Messages from John T. Hughes Camp #614 Sons of Confederate Veterans. We are constantly looking for news and information related to Southern Heritage and the War Between The States.
Tuesday, October 27, 2015
One Ruler to Enforce Obedience
The peaceful political separation desired by the American South in early 1861 was best summarized by President Jefferson Davis' in his inaugural address: "We seek no conquest, no aggrandizement, no concession of any kind from the States with which we were lately confederated. All we ask is to be let alone; that those who never held power over us shall not now attempt our subjugation by arms."
Bernhard Thuersam, www.Circa1865.com The Great American Political Divide
One Ruler to Enforce Obedience
"From Mr. [Robert] Toombs, Secretary of State, Message No. 5, Department of State, Montgomery, Alabama, May 18, 1861.
To: Hon Wm. L. Yancey, Hon. Pierre A. Rost, Hon. A. Dudley Mann, Commissioners of the Confederate States, etc.
Gentlemen: My dispatch of the 24th ultimo contained an accurate summary of the important events which had transpired up to that date, and informed you that the Executive of the United States had commenced a war of aggression against the Confederate States.
On the 20th instant the convention of the people of North Carolina will assemble at Raleigh, and there is no doubt that, immediately thereafter, ordinances of secession from the United States, and union with the Confederate States, will be adopted.
Although ten independent and sovereign States have thus deliberately severed the bonds which bound them in political union with the United States, and have formed a separate and independent Government for themselves, the President of the United States affects to consider that the Federal Union is still legally and constitutionally unbroken . . . He claims to be our ruler, and insists that he has the right to enforce our obedience.
From the newspaper press, the rostrum, and the pulpit, the partisans of Mr. Lincoln, while they clamorously assert their devotion to the Union and Constitution of the United States, daily preach a relentless war between the sections, to be prosecuted not only in violation of all constitutional authority, but in disregard of the simplest law of humanity.

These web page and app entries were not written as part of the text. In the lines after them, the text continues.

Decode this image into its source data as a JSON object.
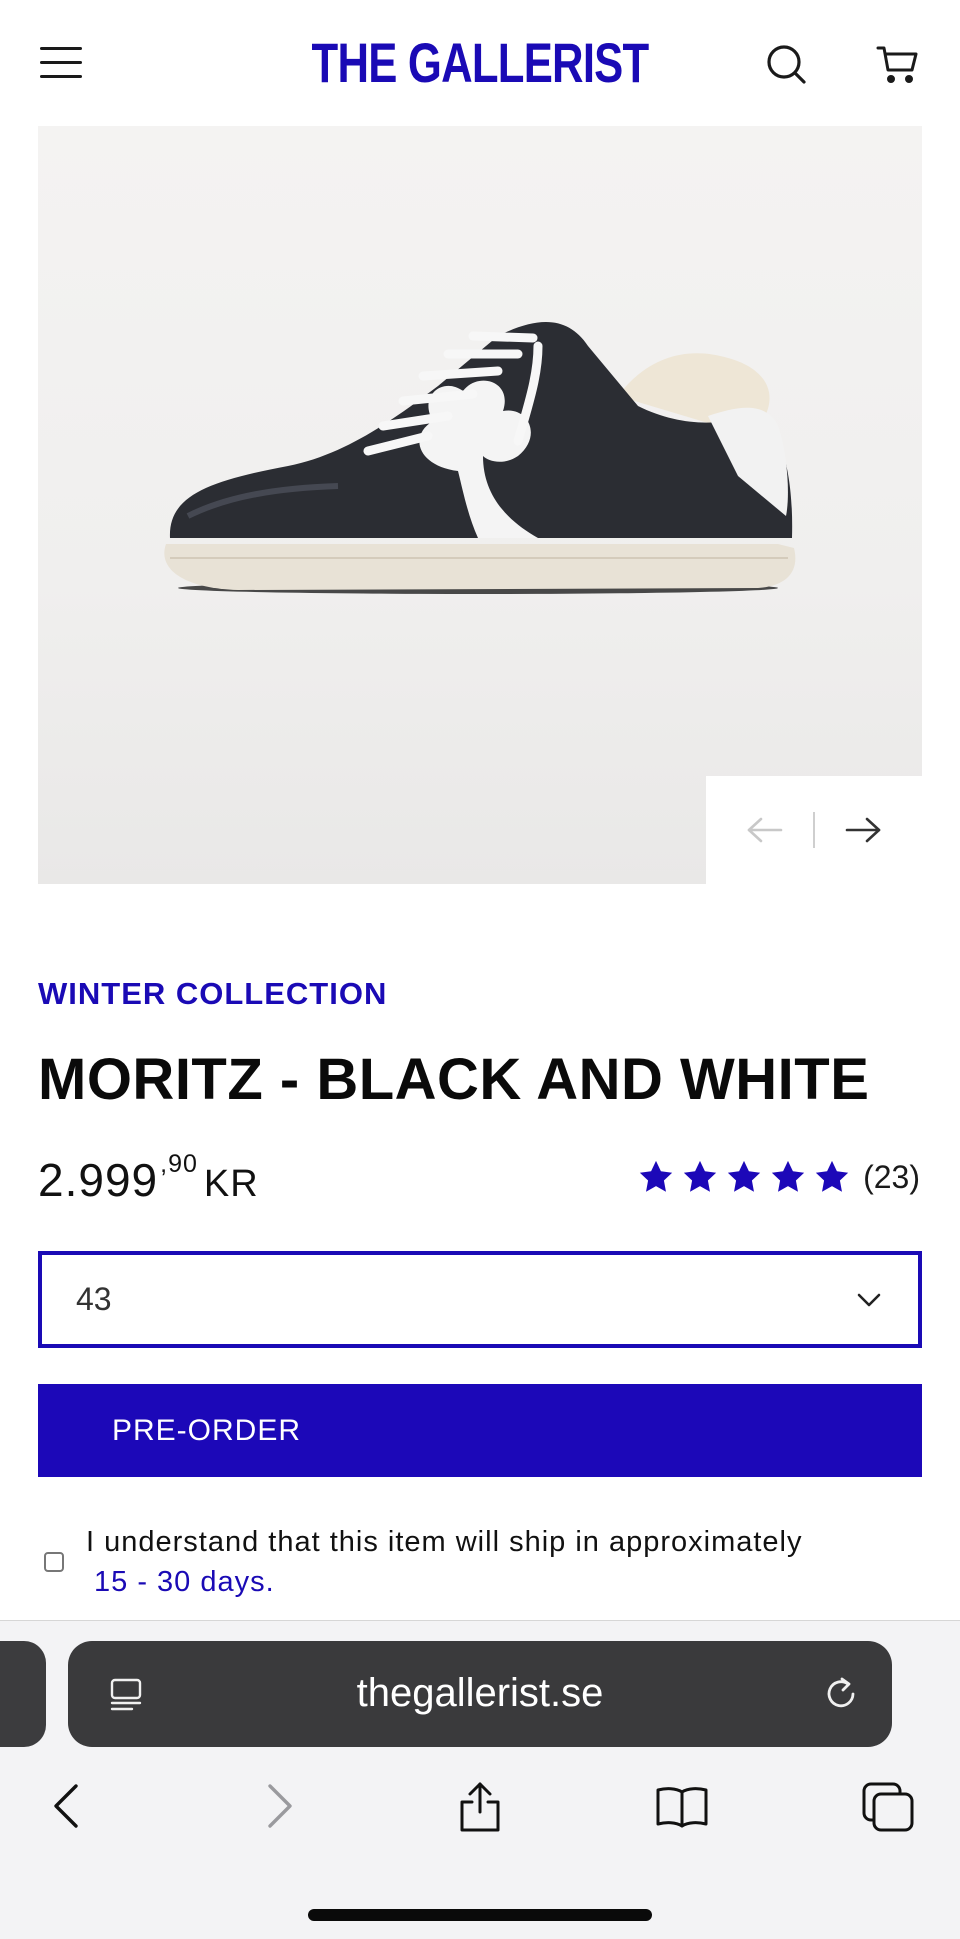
{
  "header": {
    "brand": "THE GALLERIST",
    "brand_color": "#1a0ab5",
    "menu_icon": "hamburger-icon",
    "search_icon": "search-icon",
    "cart_icon": "cart-icon"
  },
  "gallery": {
    "prev_icon": "arrow-left-icon",
    "next_icon": "arrow-right-icon"
  },
  "product": {
    "collection": "WINTER COLLECTION",
    "title": "MORITZ - BLACK AND WHITE",
    "price_main": "2.999",
    "price_decimals": ",90",
    "currency": "KR",
    "rating_stars": 5,
    "rating_count": "(23)",
    "size_selected": "43",
    "preorder_label": "PRE-ORDER",
    "consent_text": "I understand that this item will ship in approximately",
    "consent_days": "15 - 30 days."
  },
  "browser": {
    "url": "thegallerist.se",
    "reader_icon": "reader-icon",
    "reload_icon": "reload-icon",
    "toolbar": [
      "back-icon",
      "forward-icon",
      "share-icon",
      "bookmarks-icon",
      "tabs-icon"
    ]
  },
  "colors": {
    "accent": "#1c08b8",
    "text": "#0d0d0d"
  }
}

The authorized exponents of the sentiments of [Lincoln's party] . . . avow that it is the purpose of the war to subjugate the Confederate States, spoliate the property of our citizens, sack and burn our cities and villages, and exterminate our citizens . . .
[The] real motive which actuates Mr. Lincoln and those who now sustain his acts is to accomplish by force of arms that which the masses of the Northern people have long sought to effect – namely, the overthrow of our domestic institutions, the devastation and destruction of our social interests, and the reduction of the Southern States to the condition of subject provinces.

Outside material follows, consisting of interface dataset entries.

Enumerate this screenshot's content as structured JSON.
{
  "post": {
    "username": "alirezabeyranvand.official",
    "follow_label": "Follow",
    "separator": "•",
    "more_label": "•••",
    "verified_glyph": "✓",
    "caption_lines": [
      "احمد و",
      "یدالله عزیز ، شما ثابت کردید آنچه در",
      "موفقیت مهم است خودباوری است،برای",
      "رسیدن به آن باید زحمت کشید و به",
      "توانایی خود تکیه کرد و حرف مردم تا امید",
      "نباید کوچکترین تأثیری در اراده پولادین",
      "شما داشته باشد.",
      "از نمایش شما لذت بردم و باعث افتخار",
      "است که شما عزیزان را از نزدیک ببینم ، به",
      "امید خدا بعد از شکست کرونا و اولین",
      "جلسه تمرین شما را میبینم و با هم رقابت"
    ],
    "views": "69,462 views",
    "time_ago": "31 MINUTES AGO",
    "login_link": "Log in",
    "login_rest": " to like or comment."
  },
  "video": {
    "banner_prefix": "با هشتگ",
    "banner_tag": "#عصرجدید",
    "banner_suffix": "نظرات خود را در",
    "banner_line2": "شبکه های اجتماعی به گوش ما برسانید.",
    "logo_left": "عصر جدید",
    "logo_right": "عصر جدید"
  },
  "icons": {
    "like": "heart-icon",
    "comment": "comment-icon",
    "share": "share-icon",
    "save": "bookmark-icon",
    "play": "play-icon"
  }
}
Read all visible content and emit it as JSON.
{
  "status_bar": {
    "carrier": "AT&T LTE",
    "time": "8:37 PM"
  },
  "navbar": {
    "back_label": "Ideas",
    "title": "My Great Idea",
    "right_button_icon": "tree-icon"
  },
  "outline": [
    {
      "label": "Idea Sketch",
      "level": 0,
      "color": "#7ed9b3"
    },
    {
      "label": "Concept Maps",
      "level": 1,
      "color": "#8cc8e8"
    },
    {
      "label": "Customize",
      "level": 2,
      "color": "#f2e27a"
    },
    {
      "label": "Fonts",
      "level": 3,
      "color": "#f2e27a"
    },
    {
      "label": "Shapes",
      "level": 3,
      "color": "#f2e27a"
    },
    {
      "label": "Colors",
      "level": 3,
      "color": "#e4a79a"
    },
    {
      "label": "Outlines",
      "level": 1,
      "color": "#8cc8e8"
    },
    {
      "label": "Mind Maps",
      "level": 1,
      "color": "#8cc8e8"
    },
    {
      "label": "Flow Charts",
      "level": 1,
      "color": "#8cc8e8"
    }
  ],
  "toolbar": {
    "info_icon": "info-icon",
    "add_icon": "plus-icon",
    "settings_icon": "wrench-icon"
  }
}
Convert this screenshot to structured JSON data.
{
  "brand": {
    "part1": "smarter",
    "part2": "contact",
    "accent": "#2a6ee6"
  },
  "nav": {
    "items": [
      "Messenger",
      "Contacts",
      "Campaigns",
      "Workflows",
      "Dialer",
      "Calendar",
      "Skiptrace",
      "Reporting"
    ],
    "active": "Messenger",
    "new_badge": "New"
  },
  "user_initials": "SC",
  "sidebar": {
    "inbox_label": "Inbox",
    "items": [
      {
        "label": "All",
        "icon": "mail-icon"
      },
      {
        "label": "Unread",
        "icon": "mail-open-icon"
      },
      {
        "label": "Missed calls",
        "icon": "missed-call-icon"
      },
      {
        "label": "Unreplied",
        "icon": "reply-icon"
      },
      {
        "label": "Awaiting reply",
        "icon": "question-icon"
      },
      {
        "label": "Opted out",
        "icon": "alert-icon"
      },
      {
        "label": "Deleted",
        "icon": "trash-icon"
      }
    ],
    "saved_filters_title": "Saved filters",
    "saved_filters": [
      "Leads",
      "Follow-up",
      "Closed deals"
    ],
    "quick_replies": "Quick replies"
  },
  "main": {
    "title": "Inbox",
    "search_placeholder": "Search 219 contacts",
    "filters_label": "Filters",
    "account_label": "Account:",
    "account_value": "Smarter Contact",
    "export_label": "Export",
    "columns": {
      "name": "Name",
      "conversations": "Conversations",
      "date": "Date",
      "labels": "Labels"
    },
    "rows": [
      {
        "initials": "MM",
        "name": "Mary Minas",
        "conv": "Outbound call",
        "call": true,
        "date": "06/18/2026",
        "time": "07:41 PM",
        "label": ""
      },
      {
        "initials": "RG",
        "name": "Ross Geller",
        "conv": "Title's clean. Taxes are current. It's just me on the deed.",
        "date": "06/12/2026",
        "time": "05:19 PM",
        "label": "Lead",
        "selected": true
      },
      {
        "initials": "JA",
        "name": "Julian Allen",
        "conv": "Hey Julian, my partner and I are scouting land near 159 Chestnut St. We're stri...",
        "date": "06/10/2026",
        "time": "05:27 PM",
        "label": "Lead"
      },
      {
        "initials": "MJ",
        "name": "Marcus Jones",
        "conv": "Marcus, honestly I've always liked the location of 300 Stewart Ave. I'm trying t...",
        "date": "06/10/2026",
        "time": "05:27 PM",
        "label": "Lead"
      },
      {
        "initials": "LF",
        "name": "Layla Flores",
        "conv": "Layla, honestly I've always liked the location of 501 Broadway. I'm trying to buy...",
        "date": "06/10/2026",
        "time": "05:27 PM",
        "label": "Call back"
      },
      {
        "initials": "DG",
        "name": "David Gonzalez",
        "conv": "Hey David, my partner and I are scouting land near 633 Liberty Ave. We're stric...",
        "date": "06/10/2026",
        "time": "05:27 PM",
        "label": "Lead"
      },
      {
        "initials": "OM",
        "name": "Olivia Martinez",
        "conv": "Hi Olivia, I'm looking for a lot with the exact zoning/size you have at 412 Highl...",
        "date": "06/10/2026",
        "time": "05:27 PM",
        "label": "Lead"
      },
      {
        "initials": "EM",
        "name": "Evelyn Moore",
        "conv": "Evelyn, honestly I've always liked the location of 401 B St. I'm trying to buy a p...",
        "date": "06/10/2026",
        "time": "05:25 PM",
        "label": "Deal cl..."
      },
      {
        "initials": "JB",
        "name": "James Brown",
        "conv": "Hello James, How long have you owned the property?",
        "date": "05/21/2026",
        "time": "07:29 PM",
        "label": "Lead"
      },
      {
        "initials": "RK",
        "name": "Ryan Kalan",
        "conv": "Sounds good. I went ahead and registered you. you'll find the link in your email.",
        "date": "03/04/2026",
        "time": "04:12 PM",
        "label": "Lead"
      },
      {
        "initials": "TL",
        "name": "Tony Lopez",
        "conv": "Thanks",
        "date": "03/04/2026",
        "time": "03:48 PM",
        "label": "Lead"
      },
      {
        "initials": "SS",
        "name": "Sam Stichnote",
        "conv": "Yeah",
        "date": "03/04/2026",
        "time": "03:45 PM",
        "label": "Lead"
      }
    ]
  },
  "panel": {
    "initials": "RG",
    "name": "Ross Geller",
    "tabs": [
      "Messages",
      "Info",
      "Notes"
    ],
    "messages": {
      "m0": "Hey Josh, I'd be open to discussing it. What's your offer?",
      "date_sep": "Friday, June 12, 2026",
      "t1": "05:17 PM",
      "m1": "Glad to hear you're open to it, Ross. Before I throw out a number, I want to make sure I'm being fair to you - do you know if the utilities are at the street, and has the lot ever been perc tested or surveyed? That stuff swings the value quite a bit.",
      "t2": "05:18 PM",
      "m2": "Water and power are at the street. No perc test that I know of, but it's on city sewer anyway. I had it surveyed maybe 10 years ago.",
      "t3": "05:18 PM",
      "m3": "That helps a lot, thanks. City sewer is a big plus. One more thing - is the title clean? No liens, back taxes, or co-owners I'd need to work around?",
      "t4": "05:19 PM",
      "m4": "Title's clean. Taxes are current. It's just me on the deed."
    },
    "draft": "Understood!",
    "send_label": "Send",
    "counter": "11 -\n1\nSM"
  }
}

It is not astonishing that a people educated in that school which always taught the maintenance of the rights of the few against the might of the many, which ceaselessly regarded the stipulation to protect and preserve the liberties and vested rights of every member of the Confederacy as the condition precedent upon which each State delegated certain powers necessary for self-protection to the General Government, should refuse to submit dishonorably to the destruction of their constitutional liberty, the insolent denial of their right to govern themselves and to hold and enjoy their property in peace.

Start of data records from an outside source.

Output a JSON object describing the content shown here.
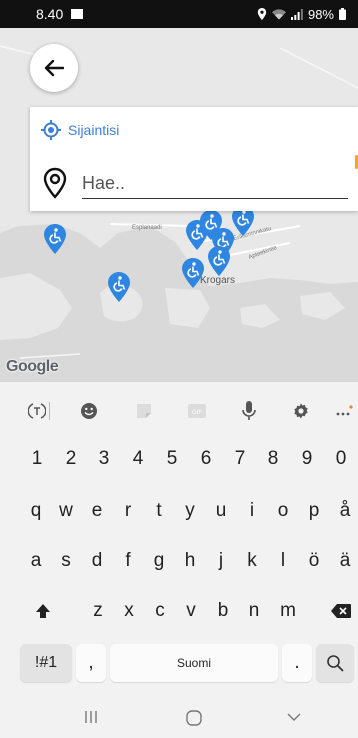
{
  "status_bar": {
    "time": "8.40",
    "battery": "98%"
  },
  "location": {
    "label": "Sijaintisi"
  },
  "search": {
    "placeholder": "Hae.."
  },
  "map": {
    "labels": [
      "Esplanaadi",
      "Eriksminnikatu",
      "Apteekintie",
      "Krogars"
    ],
    "attribution": "Google"
  },
  "keyboard": {
    "toolbar": [
      "text-mode-icon",
      "emoji-icon",
      "sticker-icon",
      "gif-icon",
      "mic-icon",
      "settings-icon",
      "more-icon"
    ],
    "gif_label": "GIF",
    "rows": {
      "numbers": [
        "1",
        "2",
        "3",
        "4",
        "5",
        "6",
        "7",
        "8",
        "9",
        "0"
      ],
      "row1": [
        "q",
        "w",
        "e",
        "r",
        "t",
        "y",
        "u",
        "i",
        "o",
        "p",
        "å"
      ],
      "row2": [
        "a",
        "s",
        "d",
        "f",
        "g",
        "h",
        "j",
        "k",
        "l",
        "ö",
        "ä"
      ],
      "row3": [
        "z",
        "x",
        "c",
        "v",
        "b",
        "n",
        "m"
      ]
    },
    "symbols_key": "!#1",
    "comma_key": ",",
    "space_label": "Suomi",
    "period_key": "."
  },
  "colors": {
    "accent": "#3d7fd6",
    "pin": "#2f86e0",
    "status_bar": "#111111"
  }
}
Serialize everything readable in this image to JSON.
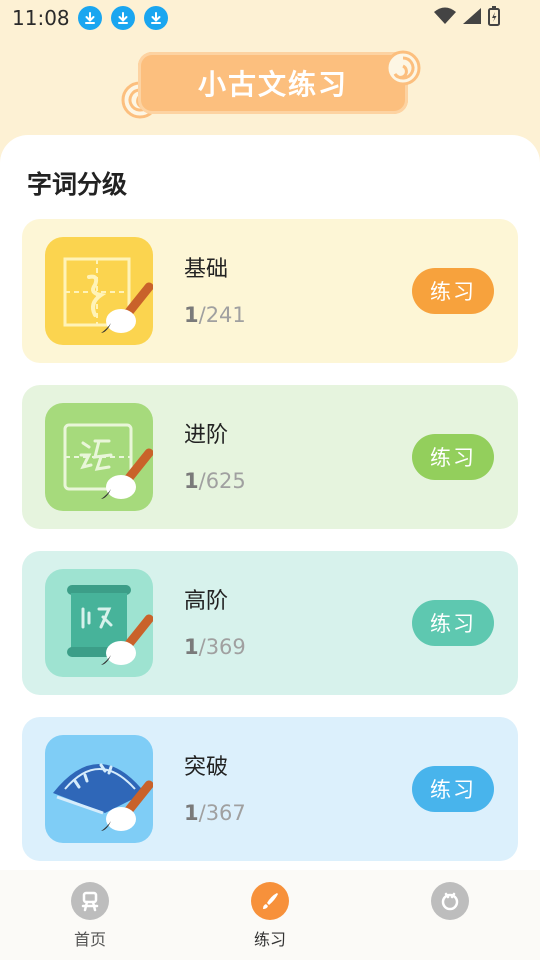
{
  "status_bar": {
    "time": "11:08"
  },
  "header": {
    "title": "小古文练习"
  },
  "section": {
    "title": "字词分级"
  },
  "levels": [
    {
      "name": "基础",
      "current": "1",
      "total": "/241",
      "button": "练习",
      "bg": "#fdf6d6",
      "btn_color": "#f7a23d",
      "icon_bg": "#fbd44f"
    },
    {
      "name": "进阶",
      "current": "1",
      "total": "/625",
      "button": "练习",
      "bg": "#e6f4de",
      "btn_color": "#93cf5c",
      "icon_bg": "#a6da7c"
    },
    {
      "name": "高阶",
      "current": "1",
      "total": "/369",
      "button": "练习",
      "bg": "#d7f2ec",
      "btn_color": "#5ec8b0",
      "icon_bg": "#9ee3d1"
    },
    {
      "name": "突破",
      "current": "1",
      "total": "/367",
      "button": "练习",
      "bg": "#dcf0fc",
      "btn_color": "#48b4ec",
      "icon_bg": "#7fcdf6"
    }
  ],
  "nav": {
    "home_label": "首页",
    "practice_label": "练习",
    "accent": "#f7913b"
  }
}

In the exercise of that greatest of the rights reserved to the several States by the late Federal Constitution – namely, the right for each State to be judge for itself, as well of the infractions of the compact of the Union, as of the mode and measure of redress – the sovereignties composing the Confederate States resolved to sever their political connection with the United States and form a Government of their own, willing to effect this purpose peacefully at any sacrifice save that of honor and liberty, but determined even at the cost of war to assert their right to independence and self-government."
(A Compilation of the Messages and Papers of the Confederacy 1861-1865, James D. Richardson, Volume II, US Publishing Company, 1905, excerpt, pp. 26-31)